With my son away from home at weekends I’m getting a lot more rest - which I needed mentally and emotionally - and things are definitely getting better. The suicidal thoughts are long gone and even when I have a rough day, I don’t know, I just don’t feel like that anymore. 
Work wise - I’m too old. Nearly 60. And I can’t register as a counsellor - even with my qualifications. Go figure. 
I was reading out general burnout the other day and it says it takes at least a year to recover. I was once bullied in the workforce and it took a year to get over that, so I guess this will be the same. That made me feel better. 

I'm glad that you are doing well junior1962 😊


I think that it's amazing that you wrote a piece about your journey I believe that from doing this it can also be a healing journey aswell.


All the best in publishing it.


I understand that now that you have more time to yourself that you will be getting more rest and I'm sure this will ne helping you mentally and emotionally.


I'm sure that you would have great qualities still in you to be a counselor, it doesn't matter our age we have so much lived experience that we can help so many.


You have remarkable qualifications and lived experience, I think it's crazy that just because you have reached a certain age that you cant register on a councilor.


Have you ever thought about volunteer work?

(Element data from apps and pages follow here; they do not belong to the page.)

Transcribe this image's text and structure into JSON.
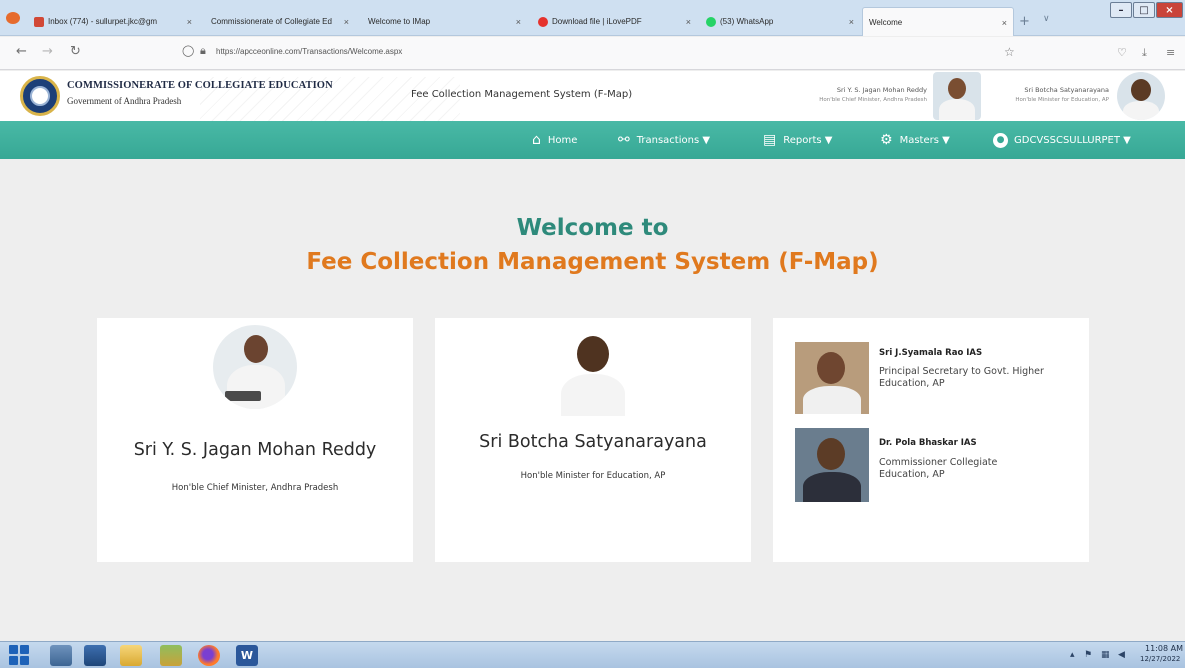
{
  "browser": {
    "tabs": [
      {
        "label": "Inbox (774) - sullurpet.jkc@gm",
        "fav_color": "#d14836"
      },
      {
        "label": "Commissionerate of Collegiate Ed",
        "fav_color": "#ffffff"
      },
      {
        "label": "Welcome to IMap",
        "fav_color": "#ffffff"
      },
      {
        "label": "Download file | iLovePDF",
        "fav_color": "#e5322d"
      },
      {
        "label": "(53) WhatsApp",
        "fav_color": "#25d366"
      },
      {
        "label": "Welcome",
        "fav_color": "#ffffff"
      }
    ],
    "url": "https://apcceonline.com/Transactions/Welcome.aspx"
  },
  "header": {
    "org_name": "COMMISSIONERATE OF COLLEGIATE EDUCATION",
    "org_sub": "Government of Andhra Pradesh",
    "system_title": "Fee Collection Management System (F-Map)",
    "person1_name": "Sri Y. S. Jagan Mohan Reddy",
    "person1_desig": "Hon'ble Chief Minister, Andhra Pradesh",
    "person2_name": "Sri Botcha Satyanarayana",
    "person2_desig": "Hon'ble Minister for Education, AP"
  },
  "nav": {
    "home": "Home",
    "transactions": "Transactions ▼",
    "reports": "Reports ▼",
    "masters": "Masters ▼",
    "user": "GDCVSSCSULLURPET ▼"
  },
  "welcome": {
    "line1": "Welcome to",
    "line2": "Fee Collection Management System (F-Map)"
  },
  "cards": {
    "cm": {
      "name": "Sri Y. S. Jagan Mohan Reddy",
      "desig": "Hon'ble Chief Minister, Andhra Pradesh"
    },
    "minister": {
      "name": "Sri Botcha Satyanarayana",
      "desig": "Hon'ble Minister for Education, AP"
    },
    "officials": [
      {
        "name": "Sri J.Syamala Rao IAS",
        "title": "Principal Secretary to Govt. Higher Education, AP"
      },
      {
        "name": "Dr. Pola Bhaskar IAS",
        "title": "Commissioner Collegiate Education, AP"
      }
    ]
  },
  "taskbar": {
    "time": "11:08 AM",
    "date": "12/27/2022"
  }
}
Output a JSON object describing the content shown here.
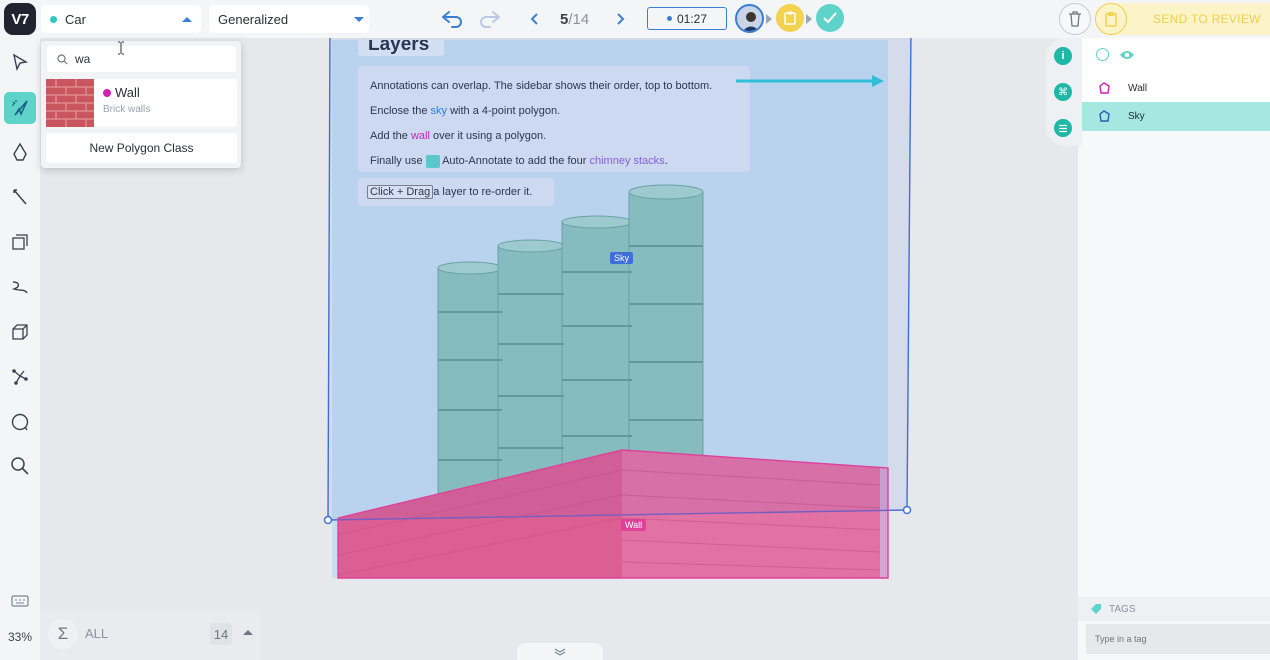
{
  "app": {
    "logo": "V7"
  },
  "topbar": {
    "class_select": {
      "label": "Car",
      "color": "#35c6bd"
    },
    "mode_select": {
      "label": "Generalized"
    },
    "pager": {
      "current": "5",
      "total": "/14"
    },
    "timer": "01:27",
    "send_to_review": "SEND TO REVIEW"
  },
  "dropdown": {
    "search_value": "wa",
    "result": {
      "name": "Wall",
      "description": "Brick walls",
      "color": "#d21fb0"
    },
    "new_class_button": "New Polygon Class"
  },
  "canvas": {
    "tutorial": {
      "title": "Layers",
      "line1": "Annotations can overlap. The sidebar shows their order, top to bottom.",
      "line2_pre": "Enclose the ",
      "line2_hl": "sky",
      "line2_post": " with a 4-point polygon.",
      "line3_pre": "Add the ",
      "line3_hl": "wall",
      "line3_post": " over it using a polygon.",
      "line4_pre": "Finally use ",
      "line4_mid": " Auto-Annotate to add the four ",
      "line4_hl": "chimney stacks",
      "line4_post": ".",
      "hint_key": "Click + Drag",
      "hint_text": " a layer to re-order it."
    },
    "labels": {
      "sky": "Sky",
      "wall": "Wall"
    }
  },
  "layers": [
    {
      "name": "Wall",
      "color": "#d21fb0",
      "selected": false
    },
    {
      "name": "Sky",
      "color": "#2a5db0",
      "selected": true
    }
  ],
  "tags": {
    "label": "TAGS",
    "placeholder": "Type in a tag"
  },
  "bottom": {
    "zoom": "33%",
    "filter_label": "ALL",
    "count": "14"
  },
  "colors": {
    "accent": "#5fd2c9",
    "sky_annotation": "#3d6fd8",
    "wall_annotation": "#e0409a",
    "review": "#f3d24f"
  }
}
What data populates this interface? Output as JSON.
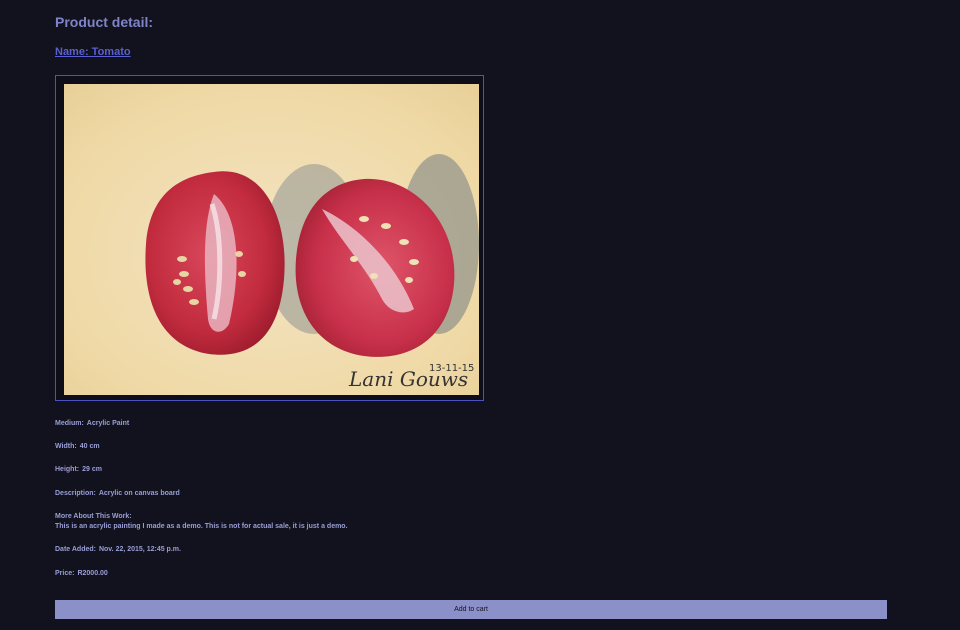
{
  "page": {
    "title": "Product detail:",
    "name_link": "Name: Tomato"
  },
  "image": {
    "alt": "Acrylic painting of two tomato halves",
    "signature": "Lani Gouws",
    "date": "13-11-15"
  },
  "details": {
    "medium": {
      "label": "Medium:",
      "value": "Acrylic Paint"
    },
    "width": {
      "label": "Width:",
      "value": "40 cm"
    },
    "height": {
      "label": "Height:",
      "value": "29 cm"
    },
    "description": {
      "label": "Description:",
      "value": "Acrylic on canvas board"
    },
    "more_about": {
      "label": "More About This Work:",
      "value": "This is an acrylic painting I made as a demo. This is not for actual sale, it is just a demo."
    },
    "date_added": {
      "label": "Date Added:",
      "value": "Nov. 22, 2015, 12:45 p.m."
    },
    "price": {
      "label": "Price:",
      "value": "R2000.00"
    }
  },
  "actions": {
    "add_to_cart": "Add to cart"
  },
  "colors": {
    "background": "#11121d",
    "accent": "#4d52c0",
    "button": "#8c90c8"
  }
}
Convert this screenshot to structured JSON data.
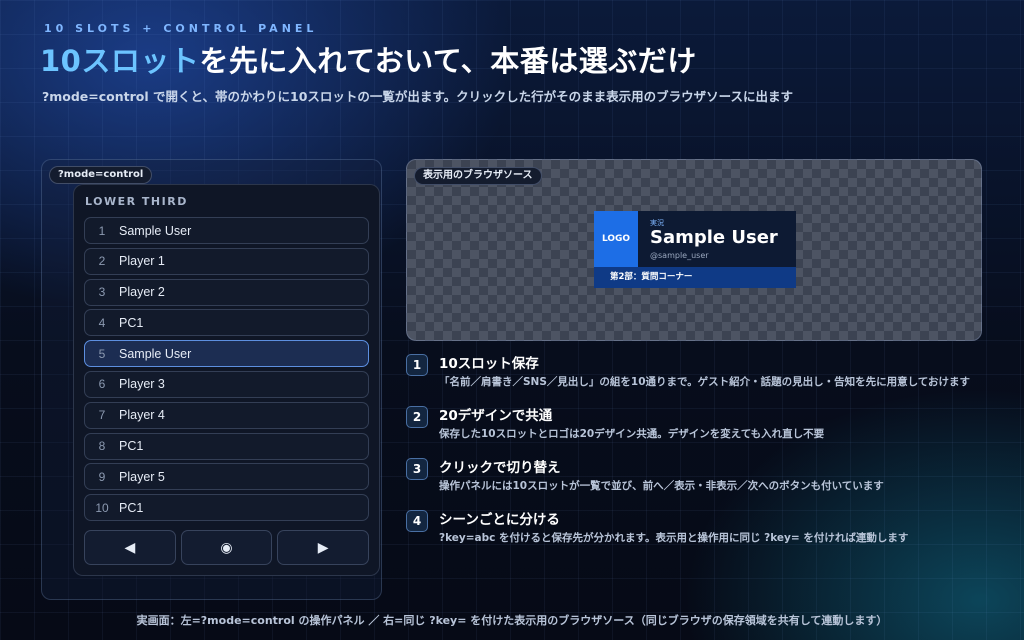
{
  "header": {
    "kicker": "10 SLOTS + CONTROL PANEL",
    "title_accent": "10スロット",
    "title_rest": "を先に入れておいて、本番は選ぶだけ",
    "subtitle": "?mode=control で開くと、帯のかわりに10スロットの一覧が出ます。クリックした行がそのまま表示用のブラウザソースに出ます"
  },
  "control_panel": {
    "mode_tag": "?mode=control",
    "section_label": "LOWER THIRD",
    "slots": [
      {
        "num": "1",
        "label": "Sample User"
      },
      {
        "num": "2",
        "label": "Player 1"
      },
      {
        "num": "3",
        "label": "Player 2"
      },
      {
        "num": "4",
        "label": "PC1"
      },
      {
        "num": "5",
        "label": "Sample User"
      },
      {
        "num": "6",
        "label": "Player 3"
      },
      {
        "num": "7",
        "label": "Player 4"
      },
      {
        "num": "8",
        "label": "PC1"
      },
      {
        "num": "9",
        "label": "Player 5"
      },
      {
        "num": "10",
        "label": "PC1"
      }
    ],
    "active_slot": "5",
    "controls": {
      "prev": "◀",
      "toggle": "◉",
      "next": "▶"
    }
  },
  "preview": {
    "tag": "表示用のブラウザソース",
    "lower_third": {
      "logo": "LOGO",
      "role": "実況",
      "name": "Sample User",
      "sns": "@sample_user",
      "headline": "第2部：質問コーナー"
    }
  },
  "features": [
    {
      "num": "1",
      "title": "10スロット保存",
      "desc": "「名前／肩書き／SNS／見出し」の組を10通りまで。ゲスト紹介・話題の見出し・告知を先に用意しておけます"
    },
    {
      "num": "2",
      "title": "20デザインで共通",
      "desc": "保存した10スロットとロゴは20デザイン共通。デザインを変えても入れ直し不要"
    },
    {
      "num": "3",
      "title": "クリックで切り替え",
      "desc": "操作パネルには10スロットが一覧で並び、前へ／表示・非表示／次へのボタンも付いています"
    },
    {
      "num": "4",
      "title": "シーンごとに分ける",
      "desc": "?key=abc を付けると保存先が分かれます。表示用と操作用に同じ ?key= を付ければ連動します"
    }
  ],
  "footer": "実画面：左=?mode=control の操作パネル ／ 右=同じ ?key= を付けた表示用のブラウザソース（同じブラウザの保存領域を共有して連動します）",
  "colors": {
    "accent": "#6cc4ff",
    "logo_blue": "#1d6ee6",
    "bar_blue": "#0f3a86",
    "active_border": "#5d8fe0"
  }
}
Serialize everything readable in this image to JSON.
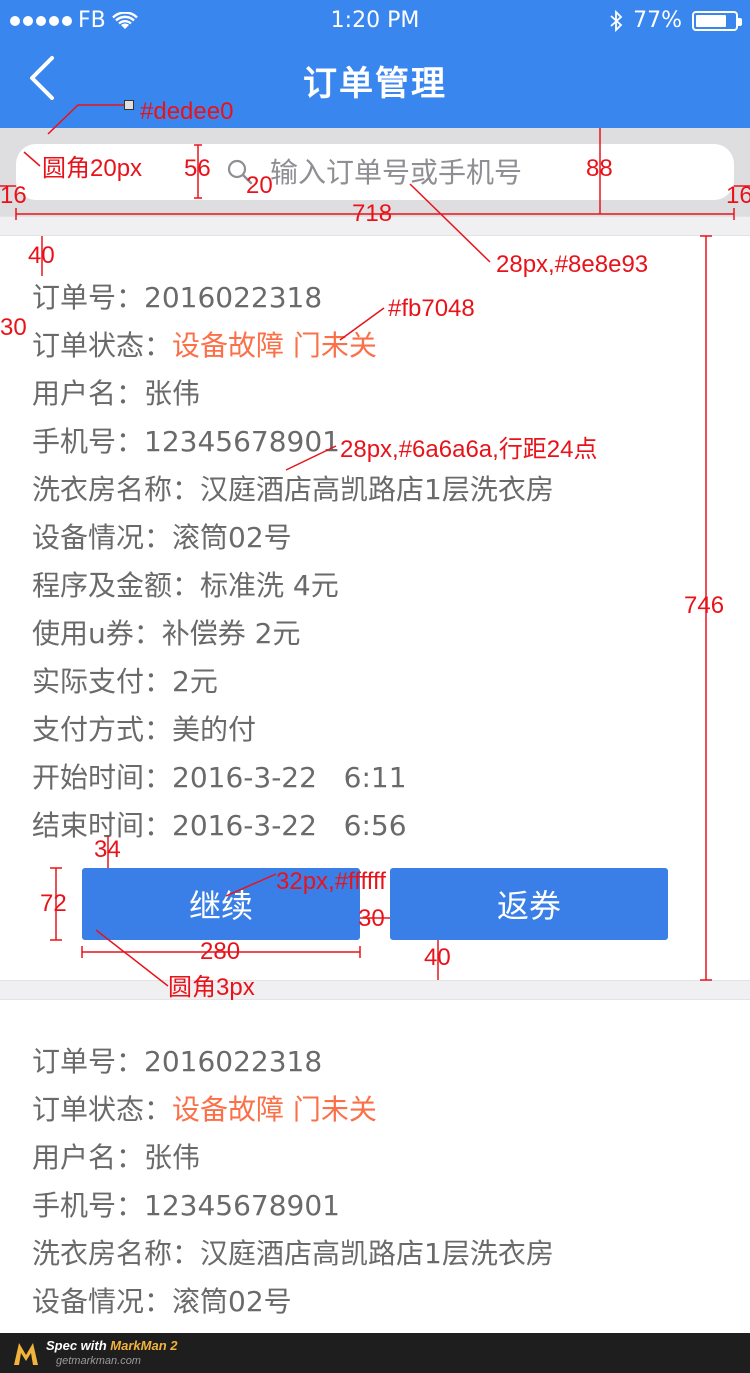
{
  "status_bar": {
    "carrier": "FB",
    "time": "1:20 PM",
    "battery": "77%"
  },
  "nav": {
    "title": "订单管理"
  },
  "search": {
    "placeholder": "输入订单号或手机号"
  },
  "buttons": {
    "continue": "继续",
    "refund_coupon": "返券"
  },
  "labels": {
    "order_no": "订单号：",
    "order_status": "订单状态：",
    "username": "用户名：",
    "phone": "手机号：",
    "laundry_name": "洗衣房名称：",
    "device": "设备情况：",
    "program_amount": "程序及金额：",
    "coupon": "使用u券：",
    "paid": "实际支付：",
    "pay_method": "支付方式：",
    "start_time": "开始时间：",
    "end_time": "结束时间："
  },
  "orders": [
    {
      "order_no": "2016022318",
      "order_status": "设备故障 门未关",
      "username": "张伟",
      "phone": "12345678901",
      "laundry_name": "汉庭酒店高凯路店1层洗衣房",
      "device": "滚筒02号",
      "program_amount": "标准洗 4元",
      "coupon": "补偿券 2元",
      "paid": "2元",
      "pay_method": "美的付",
      "start_time": "2016-3-22   6:11",
      "end_time": "2016-3-22   6:56"
    },
    {
      "order_no": "2016022318",
      "order_status": "设备故障 门未关",
      "username": "张伟",
      "phone": "12345678901",
      "laundry_name": "汉庭酒店高凯路店1层洗衣房",
      "device": "滚筒02号"
    }
  ],
  "annotations": {
    "bg_color": "#dedee0",
    "radius_20": "圆角20px",
    "h56": "56",
    "w20": "20",
    "h88": "88",
    "w16_left": "16",
    "w16_right": "16",
    "w718": "718",
    "placeholder_spec": "28px,#8e8e93",
    "h40_top": "40",
    "h30": "30",
    "status_color": "#fb7048",
    "text_spec": "28px,#6a6a6a,行距24点",
    "h746": "746",
    "h34": "34",
    "btn_text_spec": "32px,#ffffff",
    "h72": "72",
    "w30": "30",
    "w280": "280",
    "h40_bottom": "40",
    "radius_3": "圆角3px"
  },
  "watermark": {
    "prefix": "Spec with ",
    "brand": "MarkMan 2",
    "site": "getmarkman.com"
  }
}
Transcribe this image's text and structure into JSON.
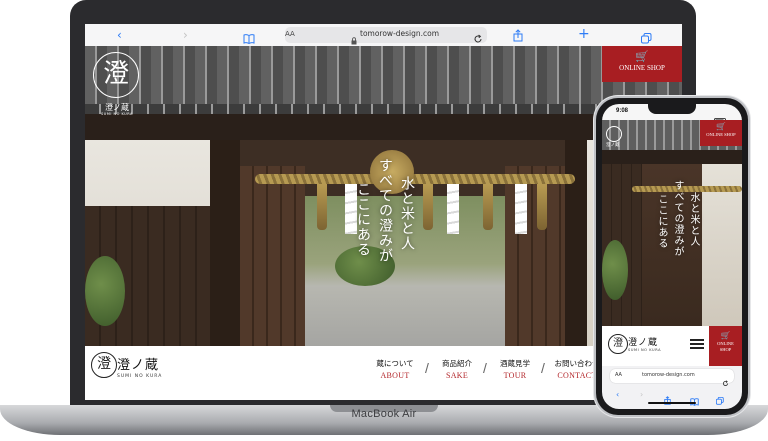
{
  "laptop": {
    "model_label": "MacBook Air",
    "browser": {
      "back_icon": "chevron-left",
      "forward_icon": "chevron-right",
      "reader_text": "AA",
      "url": "tomorow-design.com",
      "reload_icon": "reload",
      "share_icon": "share",
      "add_icon": "plus",
      "tabs_icon": "tabs"
    },
    "hero": {
      "logo_glyph": "澄",
      "logo_name": "澄ノ蔵",
      "logo_roman": "SUMI NO KURA",
      "online_shop_label": "ONLINE SHOP",
      "tagline_columns": [
        "水と米と人",
        "すべての澄みが",
        "ここにある"
      ]
    },
    "footer": {
      "logo_glyph": "澄",
      "site_name": "澄ノ蔵",
      "site_roman": "SUMI NO KURA",
      "nav": [
        {
          "jp": "蔵について",
          "en": "ABOUT"
        },
        {
          "jp": "商品紹介",
          "en": "SAKE"
        },
        {
          "jp": "酒蔵見学",
          "en": "TOUR"
        },
        {
          "jp": "お問い合わせ",
          "en": "CONTACT"
        }
      ],
      "separator": "/"
    }
  },
  "phone": {
    "status_time": "9:08",
    "hero": {
      "logo_name": "澄ノ蔵",
      "online_shop_label": "ONLINE SHOP",
      "tagline_columns": [
        "水と米と人",
        "すべての澄みが",
        "ここにある"
      ]
    },
    "bottom": {
      "logo_glyph": "澄",
      "site_name": "澄ノ蔵",
      "site_roman": "SUMI NO KURA",
      "online_label_1": "ONLINE",
      "online_label_2": "SHOP"
    },
    "browser": {
      "reader_text": "AA",
      "url": "tomorow-design.com"
    }
  },
  "colors": {
    "accent_red": "#a81e22",
    "link_blue": "#2e7cf6"
  }
}
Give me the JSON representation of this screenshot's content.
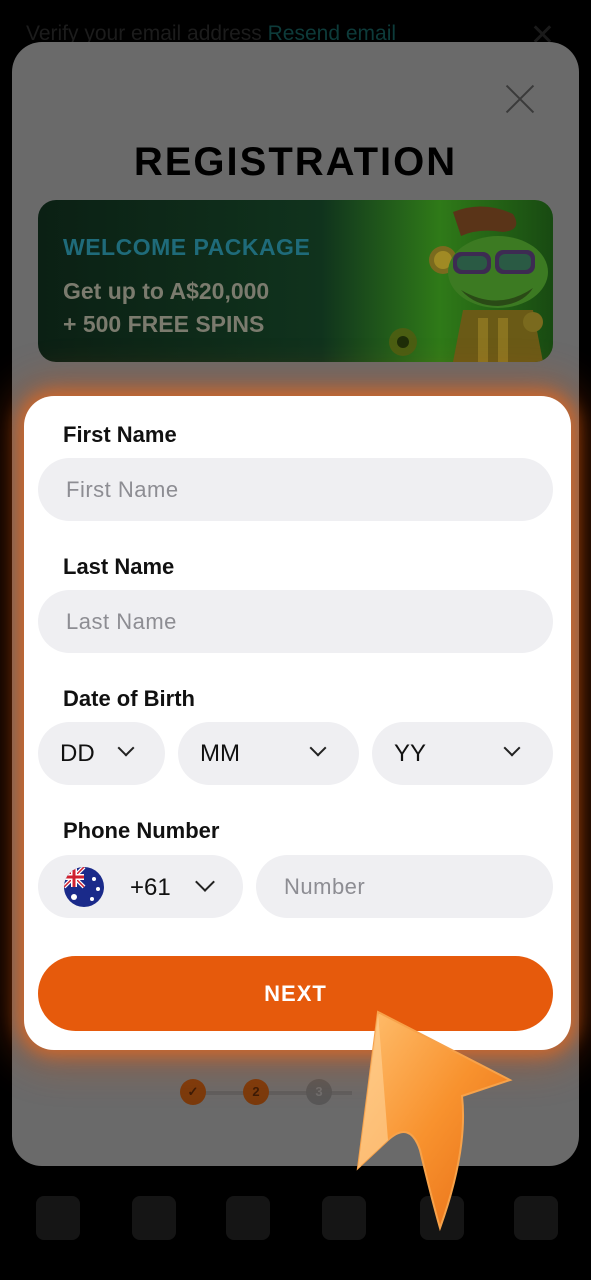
{
  "verify_bar": {
    "text": "Verify your email address",
    "link": "Resend email"
  },
  "modal": {
    "title": "REGISTRATION"
  },
  "banner": {
    "title": "WELCOME PACKAGE",
    "line1": "Get up to A$20,000",
    "line2": "+ 500 FREE SPINS"
  },
  "form": {
    "first_name_label": "First Name",
    "first_name_placeholder": "First Name",
    "last_name_label": "Last Name",
    "last_name_placeholder": "Last Name",
    "dob_label": "Date of Birth",
    "dob_day": "DD",
    "dob_month": "MM",
    "dob_year": "YY",
    "phone_label": "Phone Number",
    "phone_code": "+61",
    "phone_placeholder": "Number",
    "next_label": "NEXT"
  },
  "steps": [
    "✓",
    "2",
    "3"
  ],
  "colors": {
    "accent": "#e65a0c",
    "input_bg": "#efeff2",
    "banner_title": "#1f6b7a"
  },
  "icons": [
    "close-icon",
    "chevron-down-icon",
    "australia-flag-icon",
    "pointer-arrow-icon",
    "check-icon"
  ]
}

You could do this in the mental health field if it's something your interested in doing.


I am a volunteer for Beyond Blue and it's one of the most rewarding experiences I have ever done. 


With my mental health journey I was able to come through the other side of the tunnel and from this I felt I developed a passion and a purpose to help others who are experiencing mental health conditions.


I'm sorry you where bullied in the workforce, I believe people really need educating, it's really not that hard to be kind and show understanding to people.


Sometimes it does take a while to reach recovery and everyone is different in the way that they process and heal from things in life but as you have also shown that recovery is very possible. 



Yeah the not being able to register as a counsellor is really frustrating. They say it’s because I don’t have a specific counselling qualification. Apparently a PG Dip I’m psychology- including electives in counselling - is seen as not counselling. What do they think most psychologists do? Counselling and therapy. I’d be happy to leave the therapy to someone more qualified and just do counselling. And at 60 I’m not doing any more study. So that’s that. 
yes I have thought of becoming a volunteer speaker. They tell me it’s too early though so I’ll see how I feel in a few months. Is that what you are doing?

Hi Junior 1962,


Im not a volunteer speaker but I’m a volunteer here on this wonderful forum .😊


Stay positive and keep trying to pursue what you really want to do.


I had a knowing that I really wanted to help people who where going through mental health conditions I wanted to be the hope for others who where trying to find their way out of the depths in the dark.


I was lead here to this wonderful community and I have never looked back 😊